'Gingko biloba, also known as maidenhair, is celebrated for its stunning and uniform golden-yellow fall foliage, unique fan-shaped leaves, urban tolerance, low maintenance, and historical significance,'  says tree expert Lou Meyer of Davey Tree. It ticks every box then! Although we can't get enough of fall foliage in red tints we also love these shimmering golden leaves.

The 'Autumn Gold' variety puts on a magnificent fall show featuring luminous yellow-gold leaves that seem to glow and will light up your yard. It is currently on sale at Fast Growing Trees. Another plus is that they stay on the tree for a long time too. Hardy throughout growing zones 3 to 8, there's little that bothers these gorgeous trees. No surprise as they're one of the oldest living tree species in the world.

Once established, they are drought resistant and tolerant of urban environments.

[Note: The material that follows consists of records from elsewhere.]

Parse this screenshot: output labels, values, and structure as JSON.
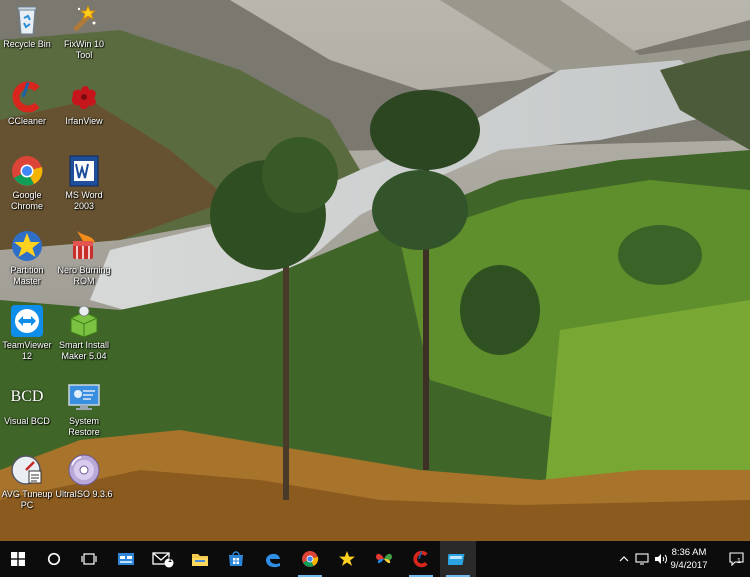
{
  "desktop": {
    "icons": [
      {
        "label": "Recycle Bin",
        "icon": "recycle-bin-icon"
      },
      {
        "label": "FixWin 10\nTool",
        "icon": "fixwin-icon"
      },
      {
        "label": "CCleaner",
        "icon": "ccleaner-icon"
      },
      {
        "label": "IrfanView",
        "icon": "irfanview-icon"
      },
      {
        "label": "Google\nChrome",
        "icon": "chrome-icon"
      },
      {
        "label": "MS Word\n2003",
        "icon": "word-icon"
      },
      {
        "label": "Partition\nMaster",
        "icon": "partition-master-icon"
      },
      {
        "label": "Nero Burning\nROM",
        "icon": "nero-icon"
      },
      {
        "label": "TeamViewer\n12",
        "icon": "teamviewer-icon"
      },
      {
        "label": "Smart Install\nMaker 5.04",
        "icon": "smart-install-maker-icon"
      },
      {
        "label": "Visual BCD",
        "icon": "visual-bcd-icon"
      },
      {
        "label": "System\nRestore",
        "icon": "system-restore-icon"
      },
      {
        "label": "AVG Tuneup\nPC",
        "icon": "avg-tuneup-icon"
      },
      {
        "label": "UltraISO 9.3.6",
        "icon": "ultraiso-icon"
      }
    ],
    "bcd_text": "BCD"
  },
  "taskbar": {
    "mail_badge": "1",
    "clock": {
      "time": "8:36 AM",
      "date": "9/4/2017"
    },
    "notification_count": "1"
  }
}
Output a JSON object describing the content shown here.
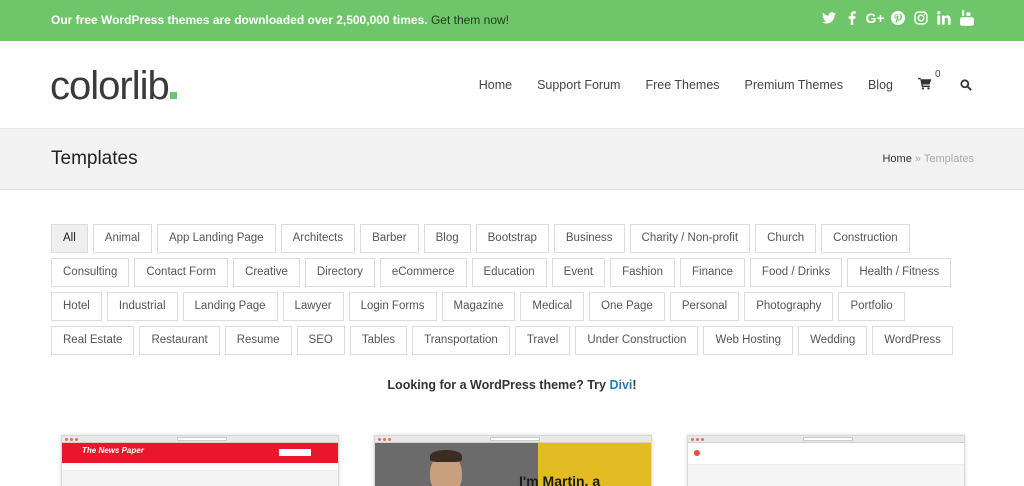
{
  "topbar": {
    "message": "Our free WordPress themes are downloaded over 2,500,000 times.",
    "cta": "Get them now!",
    "social_icons": [
      "twitter-icon",
      "facebook-icon",
      "google-plus-icon",
      "pinterest-icon",
      "instagram-icon",
      "linkedin-icon",
      "youtube-icon"
    ]
  },
  "header": {
    "logo": "colorlib",
    "nav": [
      "Home",
      "Support Forum",
      "Free Themes",
      "Premium Themes",
      "Blog"
    ],
    "cart_count": "0"
  },
  "band": {
    "title": "Templates",
    "breadcrumb_home": "Home",
    "breadcrumb_sep": " » ",
    "breadcrumb_current": "Templates"
  },
  "tags": [
    "All",
    "Animal",
    "App Landing Page",
    "Architects",
    "Barber",
    "Blog",
    "Bootstrap",
    "Business",
    "Charity / Non-profit",
    "Church",
    "Construction",
    "Consulting",
    "Contact Form",
    "Creative",
    "Directory",
    "eCommerce",
    "Education",
    "Event",
    "Fashion",
    "Finance",
    "Food / Drinks",
    "Health / Fitness",
    "Hotel",
    "Industrial",
    "Landing Page",
    "Lawyer",
    "Login Forms",
    "Magazine",
    "Medical",
    "One Page",
    "Personal",
    "Photography",
    "Portfolio",
    "Real Estate",
    "Restaurant",
    "Resume",
    "SEO",
    "Tables",
    "Transportation",
    "Travel",
    "Under Construction",
    "Web Hosting",
    "Wedding",
    "WordPress"
  ],
  "active_tag": "All",
  "promo": {
    "text": "Looking for a WordPress theme? Try ",
    "link": "Divi",
    "suffix": "!"
  },
  "thumbnails": {
    "t1_title": "The News Paper",
    "t2_text": "I'm Martin, a"
  },
  "colors": {
    "brand_green": "#6fc66a",
    "link_blue": "#2a7ab8",
    "news_red": "#e8182a",
    "martin_yellow": "#e3bb23"
  }
}
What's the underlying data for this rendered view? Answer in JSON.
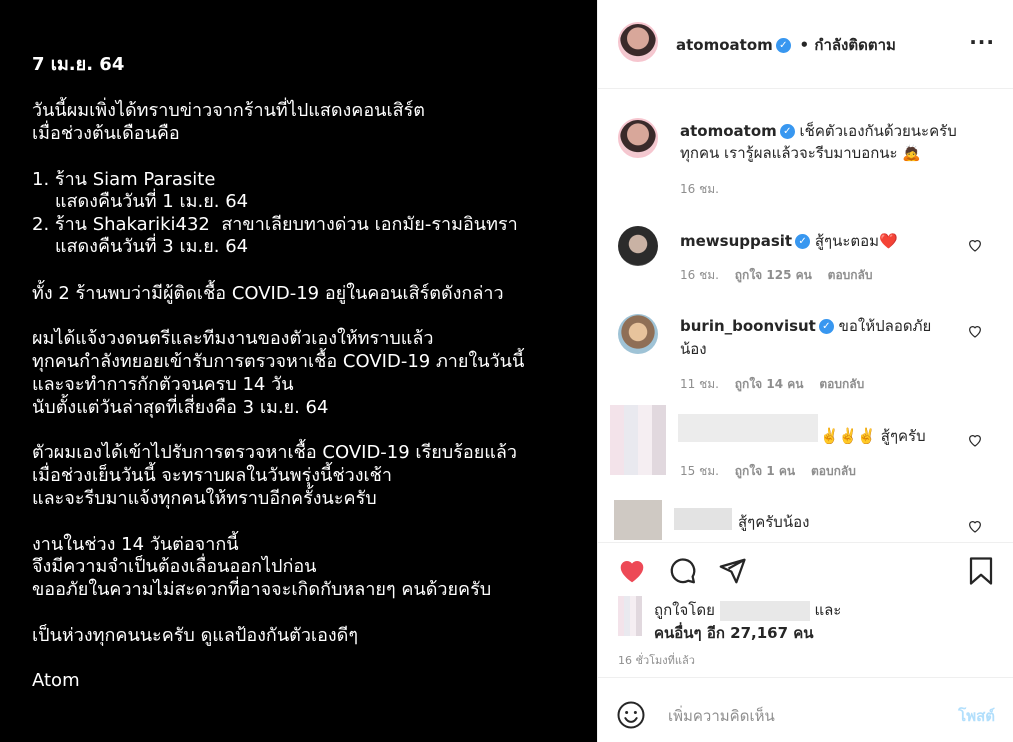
{
  "post_image": {
    "date": "7 เม.ย. 64",
    "lines": [
      "วันนี้ผมเพิ่งได้ทราบข่าวจากร้านที่ไปแสดงคอนเสิร์ต",
      "เมื่อช่วงต้นเดือนคือ",
      "1. ร้าน Siam Parasite",
      "    แสดงคืนวันที่ 1 เม.ย. 64",
      "2. ร้าน Shakariki432  สาขาเลียบทางด่วน เอกมัย-รามอินทรา",
      "    แสดงคืนวันที่ 3 เม.ย. 64",
      "ทั้ง 2 ร้านพบว่ามีผู้ติดเชื้อ COVID-19 อยู่ในคอนเสิร์ตดังกล่าว",
      "ผมได้แจ้งวงดนตรีและทีมงานของตัวเองให้ทราบแล้ว",
      "ทุกคนกำลังทยอยเข้ารับการตรวจหาเชื้อ COVID-19 ภายในวันนี้",
      "และจะทำการกักตัวจนครบ 14 วัน",
      "นับตั้งแต่วันล่าสุดที่เสี่ยงคือ 3 เม.ย. 64",
      "ตัวผมเองได้เข้าไปรับการตรวจหาเชื้อ COVID-19 เรียบร้อยแล้ว",
      "เมื่อช่วงเย็นวันนี้ จะทราบผลในวันพรุ่งนี้ช่วงเช้า",
      "และจะรีบมาแจ้งทุกคนให้ทราบอีกครั้งนะครับ",
      "งานในช่วง 14 วันต่อจากนี้",
      "จึงมีความจำเป็นต้องเลื่อนออกไปก่อน",
      "ขออภัยในความไม่สะดวกที่อาจจะเกิดกับหลายๆ คนด้วยครับ",
      "เป็นห่วงทุกคนนะครับ ดูแลป้องกันตัวเองดีๆ",
      "Atom"
    ]
  },
  "header": {
    "username": "atomoatom",
    "follow_status": "• กำลังติดตาม",
    "more_icon": "more-horizontal-icon"
  },
  "caption": {
    "username": "atomoatom",
    "text_line1": "เช็คตัวเองกันด้วยนะครับ",
    "text_line2": "ทุกคน เรารู้ผลแล้วจะรีบมาบอกนะ 🙇",
    "time": "16 ชม."
  },
  "comments": [
    {
      "username": "mewsuppasit",
      "text": "สู้ๆนะตอม❤️",
      "time": "16 ชม.",
      "likes": "ถูกใจ 125 คน",
      "reply": "ตอบกลับ"
    },
    {
      "username": "burin_boonvisut",
      "text_line1": "ขอให้ปลอดภัย",
      "text_line2": "น้อง",
      "time": "11 ชม.",
      "likes": "ถูกใจ 14 คน",
      "reply": "ตอบกลับ"
    },
    {
      "text": "✌️✌️✌️ สู้ๆครับ",
      "time": "15 ชม.",
      "likes": "ถูกใจ 1 คน",
      "reply": "ตอบกลับ"
    },
    {
      "text": "สู้ๆครับน้อง"
    }
  ],
  "likes": {
    "prefix": "ถูกใจโดย",
    "and": "และ",
    "others": "คนอื่นๆ อีก 27,167 คน",
    "time_ago": "16 ชั่วโมงที่แล้ว"
  },
  "comment_box": {
    "placeholder": "เพิ่มความคิดเห็น",
    "post_label": "โพสต์"
  },
  "colors": {
    "like_red": "#ed4956",
    "verified_blue": "#3897f0",
    "post_btn_disabled": "#b2dffc"
  }
}
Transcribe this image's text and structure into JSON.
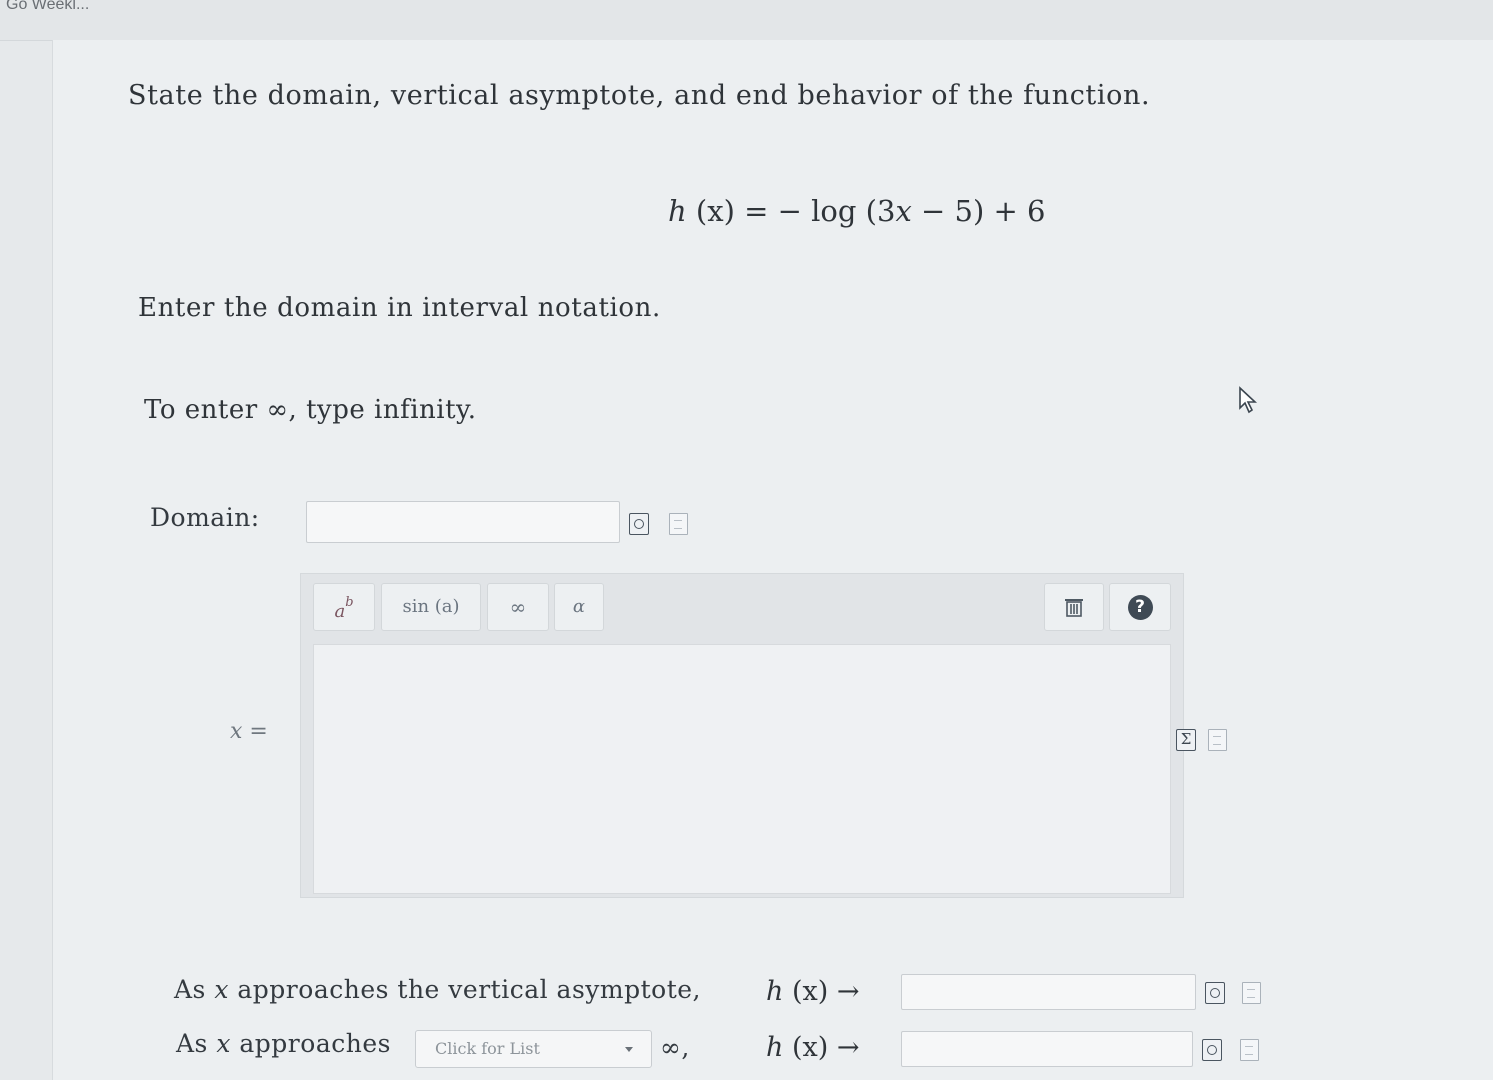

They are salt-tolerant too so a great choice if you live near the ocean. 

We think it's time to get out of your comfort zone and embrace the color yellow!

Lifestyle journalist Sarah Wilson has been writing about flowers, plants, and garden design and trends since 2015. Having already studied introductory garden and landscape design as well as a course in floristry she is currently adding to her list of qualifications with an RHS Level 2 course in the Principles of Plant Growth and Development. In addition to, she's also written for,, Modern Gardens and Country Homes & Interiors magazines.